By Abdul Qadir Qureshi
(Pakistan News & Features Services)
(Pakistan News & Features Services)
The researchers at the Aga Khan University and the University of Virginia are collaborating on an innovative project that will harness the power of artificial intelligence to understand a particularly complex disorder of the intestine, Environmental Enteric Dysfunction (EED).
The EED, often referred to as a neglected disease of poverty, is widespread among children in low-income countries such as Pakistan where the population is exposed to contaminated water and poor sanitation.
The EED hinders the gut’s ability to absorb essential nutrients compromising children’s growth potential and leaving them vulnerable to a range of diseases.
The data scientists have already demonstrated how ‘intelligent’ computers can outperform experienced radiologists and pathologists in detecting signs of disease in x-rays and biopsies.
Dr Sana Syed, an assistant professor in paediatrics at the University of Virginia and Dr Asad Ali, associate dean for research at Aga Khan University, are now applying ‘deep learning’, a type of artificial intelligence, to train a computer programme to analyse microscopic images of tissue located deep inside the small intestine.
The initiative, funded through an Engineering in Medicine grant from the University of Virginia (UVa), will be conducted in collaboration with the Data Science Institute at UVa.
The project will see computers break down the size, shape and structure of images of the intestine’s cells into a matrix of numbers.
Every number corresponds to a pixel, the smallest unit of an image, and as the programme scans more of these images, it becomes alert to abnormal patterns.
Eventually, the computer will learn to compare images of healthy intestines to those affected with EED and to pinpoint the differences at the cellular level that trigger the disorder.
The images of intestines affected by EED being studied come from work in SEEM, a USD $13m multi-country grant funded by the Bill and Melinda Gates Foundation.
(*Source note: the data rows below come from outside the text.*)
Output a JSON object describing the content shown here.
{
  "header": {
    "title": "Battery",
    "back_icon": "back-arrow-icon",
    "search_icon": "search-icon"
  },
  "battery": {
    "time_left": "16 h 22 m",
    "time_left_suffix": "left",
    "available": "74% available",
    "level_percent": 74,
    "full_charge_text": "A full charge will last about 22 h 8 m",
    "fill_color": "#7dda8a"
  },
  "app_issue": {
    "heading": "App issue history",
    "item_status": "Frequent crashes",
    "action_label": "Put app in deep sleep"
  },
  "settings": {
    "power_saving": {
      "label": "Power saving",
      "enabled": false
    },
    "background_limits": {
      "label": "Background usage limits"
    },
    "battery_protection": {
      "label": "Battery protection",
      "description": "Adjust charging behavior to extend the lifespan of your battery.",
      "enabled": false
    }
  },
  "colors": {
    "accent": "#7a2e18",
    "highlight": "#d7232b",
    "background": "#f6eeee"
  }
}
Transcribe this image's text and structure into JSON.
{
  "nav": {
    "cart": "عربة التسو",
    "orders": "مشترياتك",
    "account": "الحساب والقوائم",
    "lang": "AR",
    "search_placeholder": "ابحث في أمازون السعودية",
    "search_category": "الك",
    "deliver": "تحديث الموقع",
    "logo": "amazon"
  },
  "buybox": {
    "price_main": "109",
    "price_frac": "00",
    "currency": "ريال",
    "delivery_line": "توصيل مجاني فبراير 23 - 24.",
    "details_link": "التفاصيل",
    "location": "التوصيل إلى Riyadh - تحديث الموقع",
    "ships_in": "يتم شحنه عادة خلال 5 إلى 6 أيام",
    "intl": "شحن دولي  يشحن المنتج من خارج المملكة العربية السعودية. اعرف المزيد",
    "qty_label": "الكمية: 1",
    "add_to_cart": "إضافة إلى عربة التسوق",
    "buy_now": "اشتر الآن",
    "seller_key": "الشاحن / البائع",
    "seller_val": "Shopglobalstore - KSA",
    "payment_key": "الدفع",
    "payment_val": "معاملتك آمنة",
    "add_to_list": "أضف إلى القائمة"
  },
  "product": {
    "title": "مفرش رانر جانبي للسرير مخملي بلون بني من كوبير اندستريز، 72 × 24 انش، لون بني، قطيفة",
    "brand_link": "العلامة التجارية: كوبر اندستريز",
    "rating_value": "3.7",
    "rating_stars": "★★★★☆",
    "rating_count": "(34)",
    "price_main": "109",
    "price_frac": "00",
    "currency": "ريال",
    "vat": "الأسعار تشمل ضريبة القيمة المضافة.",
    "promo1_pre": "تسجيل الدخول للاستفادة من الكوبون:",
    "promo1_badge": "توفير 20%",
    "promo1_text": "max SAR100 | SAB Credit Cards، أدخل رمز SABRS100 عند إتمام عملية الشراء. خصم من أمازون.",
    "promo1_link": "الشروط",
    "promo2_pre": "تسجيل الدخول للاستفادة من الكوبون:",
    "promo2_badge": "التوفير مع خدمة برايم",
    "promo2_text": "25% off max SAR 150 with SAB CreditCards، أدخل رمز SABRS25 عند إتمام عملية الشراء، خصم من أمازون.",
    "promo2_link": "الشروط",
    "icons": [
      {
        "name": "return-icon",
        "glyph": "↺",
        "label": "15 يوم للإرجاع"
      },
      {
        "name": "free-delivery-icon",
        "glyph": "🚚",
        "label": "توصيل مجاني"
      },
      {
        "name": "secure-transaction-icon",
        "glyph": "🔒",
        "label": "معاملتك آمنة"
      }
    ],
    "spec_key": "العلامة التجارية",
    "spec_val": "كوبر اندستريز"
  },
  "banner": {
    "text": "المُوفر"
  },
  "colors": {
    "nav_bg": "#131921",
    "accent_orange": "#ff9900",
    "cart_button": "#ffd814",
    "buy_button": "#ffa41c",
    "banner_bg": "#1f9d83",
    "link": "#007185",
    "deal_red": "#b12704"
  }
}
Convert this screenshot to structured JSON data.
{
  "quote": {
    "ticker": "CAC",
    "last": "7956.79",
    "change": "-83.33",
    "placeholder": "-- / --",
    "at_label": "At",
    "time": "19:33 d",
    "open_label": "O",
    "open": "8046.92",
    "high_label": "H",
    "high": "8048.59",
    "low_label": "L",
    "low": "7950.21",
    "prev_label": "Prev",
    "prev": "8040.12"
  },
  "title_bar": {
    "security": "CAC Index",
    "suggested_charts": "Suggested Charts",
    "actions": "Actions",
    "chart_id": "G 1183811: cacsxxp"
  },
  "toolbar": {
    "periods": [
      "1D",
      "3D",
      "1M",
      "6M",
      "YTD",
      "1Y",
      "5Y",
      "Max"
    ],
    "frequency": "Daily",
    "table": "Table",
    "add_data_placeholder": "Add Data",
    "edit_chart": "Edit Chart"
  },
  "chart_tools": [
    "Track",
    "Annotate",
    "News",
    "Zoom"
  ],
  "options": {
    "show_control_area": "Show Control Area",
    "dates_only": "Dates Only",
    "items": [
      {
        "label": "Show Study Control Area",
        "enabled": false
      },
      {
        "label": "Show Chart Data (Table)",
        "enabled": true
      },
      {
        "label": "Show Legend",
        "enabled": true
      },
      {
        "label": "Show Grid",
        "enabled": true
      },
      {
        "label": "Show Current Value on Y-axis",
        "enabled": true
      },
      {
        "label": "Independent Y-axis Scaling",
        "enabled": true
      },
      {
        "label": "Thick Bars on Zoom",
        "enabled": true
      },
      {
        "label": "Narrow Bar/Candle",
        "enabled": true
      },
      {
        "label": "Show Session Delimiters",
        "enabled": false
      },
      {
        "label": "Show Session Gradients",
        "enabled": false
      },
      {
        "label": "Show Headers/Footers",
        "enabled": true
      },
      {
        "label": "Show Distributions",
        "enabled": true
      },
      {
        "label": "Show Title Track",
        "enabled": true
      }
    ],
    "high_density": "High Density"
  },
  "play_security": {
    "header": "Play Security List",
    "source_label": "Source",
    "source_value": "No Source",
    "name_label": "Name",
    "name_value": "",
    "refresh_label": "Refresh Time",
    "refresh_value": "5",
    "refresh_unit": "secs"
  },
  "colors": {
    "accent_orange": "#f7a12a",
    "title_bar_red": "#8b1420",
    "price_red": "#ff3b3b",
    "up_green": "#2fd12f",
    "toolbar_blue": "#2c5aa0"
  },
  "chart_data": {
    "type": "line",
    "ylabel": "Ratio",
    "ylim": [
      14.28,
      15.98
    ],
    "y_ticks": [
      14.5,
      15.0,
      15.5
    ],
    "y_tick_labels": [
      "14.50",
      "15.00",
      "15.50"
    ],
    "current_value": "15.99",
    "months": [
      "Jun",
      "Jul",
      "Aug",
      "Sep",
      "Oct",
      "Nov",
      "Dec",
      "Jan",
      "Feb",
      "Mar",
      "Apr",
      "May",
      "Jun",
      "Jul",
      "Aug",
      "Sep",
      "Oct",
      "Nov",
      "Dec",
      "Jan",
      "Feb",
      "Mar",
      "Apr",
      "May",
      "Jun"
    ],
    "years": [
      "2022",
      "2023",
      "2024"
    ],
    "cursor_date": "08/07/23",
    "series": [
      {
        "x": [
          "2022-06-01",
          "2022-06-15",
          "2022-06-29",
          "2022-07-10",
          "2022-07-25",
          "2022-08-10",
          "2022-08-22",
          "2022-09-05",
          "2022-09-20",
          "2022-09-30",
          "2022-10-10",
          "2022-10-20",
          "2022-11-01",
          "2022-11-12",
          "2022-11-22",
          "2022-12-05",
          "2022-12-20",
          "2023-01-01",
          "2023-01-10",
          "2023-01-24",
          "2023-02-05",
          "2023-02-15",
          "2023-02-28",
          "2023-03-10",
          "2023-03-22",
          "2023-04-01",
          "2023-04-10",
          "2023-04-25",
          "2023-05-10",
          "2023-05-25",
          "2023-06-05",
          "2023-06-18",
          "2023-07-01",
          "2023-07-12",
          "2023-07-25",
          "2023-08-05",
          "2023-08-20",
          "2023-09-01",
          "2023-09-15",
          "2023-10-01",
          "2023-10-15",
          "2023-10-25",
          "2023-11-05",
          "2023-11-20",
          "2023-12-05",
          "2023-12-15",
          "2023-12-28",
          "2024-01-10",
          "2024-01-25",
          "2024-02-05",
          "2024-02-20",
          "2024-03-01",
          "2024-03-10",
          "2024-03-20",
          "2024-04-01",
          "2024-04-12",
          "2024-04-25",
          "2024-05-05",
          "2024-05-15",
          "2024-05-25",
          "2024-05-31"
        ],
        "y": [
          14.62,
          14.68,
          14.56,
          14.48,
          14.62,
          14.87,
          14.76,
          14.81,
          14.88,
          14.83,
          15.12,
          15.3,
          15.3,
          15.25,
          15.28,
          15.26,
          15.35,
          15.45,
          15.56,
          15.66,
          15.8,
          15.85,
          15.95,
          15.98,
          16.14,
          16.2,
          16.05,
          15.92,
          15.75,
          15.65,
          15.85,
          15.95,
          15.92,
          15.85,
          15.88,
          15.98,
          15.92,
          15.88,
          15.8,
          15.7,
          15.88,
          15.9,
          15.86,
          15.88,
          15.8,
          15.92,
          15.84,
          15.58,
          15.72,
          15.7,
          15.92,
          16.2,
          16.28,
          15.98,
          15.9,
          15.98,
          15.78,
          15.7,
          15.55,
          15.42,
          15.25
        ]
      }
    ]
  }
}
SEEM is co-led by Dr Asad Ali, associate dean of research at Aga Khan University, and Dr Sean R Moore at the University of Virginia.
Along with the images from SEEM, Dr Syed will also be analysing images held in the University of Virginia’s pathology archives as well as those provided by collaborators from the University of Zambia’s School of Medicine.
“Applying cutting edge data science methods on these images will help us decipher this complex, high-dimensional biomedical data, and yield insights that will improve the way we diagnose the disease,” Dr Sana Syed, assistant professor in paediatrics at the University of Virginia, remarked.
“Advances in computing technology offer a neutral, systematic way to process huge amounts of data and this enables us to pursue a multiomics approach where we analyse information on proteins, chemical compounds and even microorganisms to study all the biological changes caused by EED. This knowledge could then be used to test nutritional or pharmacological interventions that can reduce the harmful health effects of EED.”
In the longer-term, Dr Syed and Dr Ali believe that these insights could also transform the way doctors diagnose EED. At present, the only way to conclusively identify the disease is through a biopsy, an invasive procedure that involves extracting tissue samples from a person’s intestine.
The researchers aim to use the insights from their work to create a comprehensive set of screening biomarkers, chemical warning signs, that would help future clinicians diagnose EED through a simple blood or urine test.
“The EED is one of the drivers of chronic public health problems in the developing world such as malnutrition, stunting, and poor response to vaccines,” Dr Asad Ali said.
“Addressing EED will help us unsettle the vicious cycle of poverty triggering poor health, and poor health leading to poverty,” he added.
The SEEM is a multi-institutional partnership focused on the EED. The partners on the project include AKU, the University of Virginia, Cincinnati Children’s Hospital, Massachusetts General Hospital and Washington University.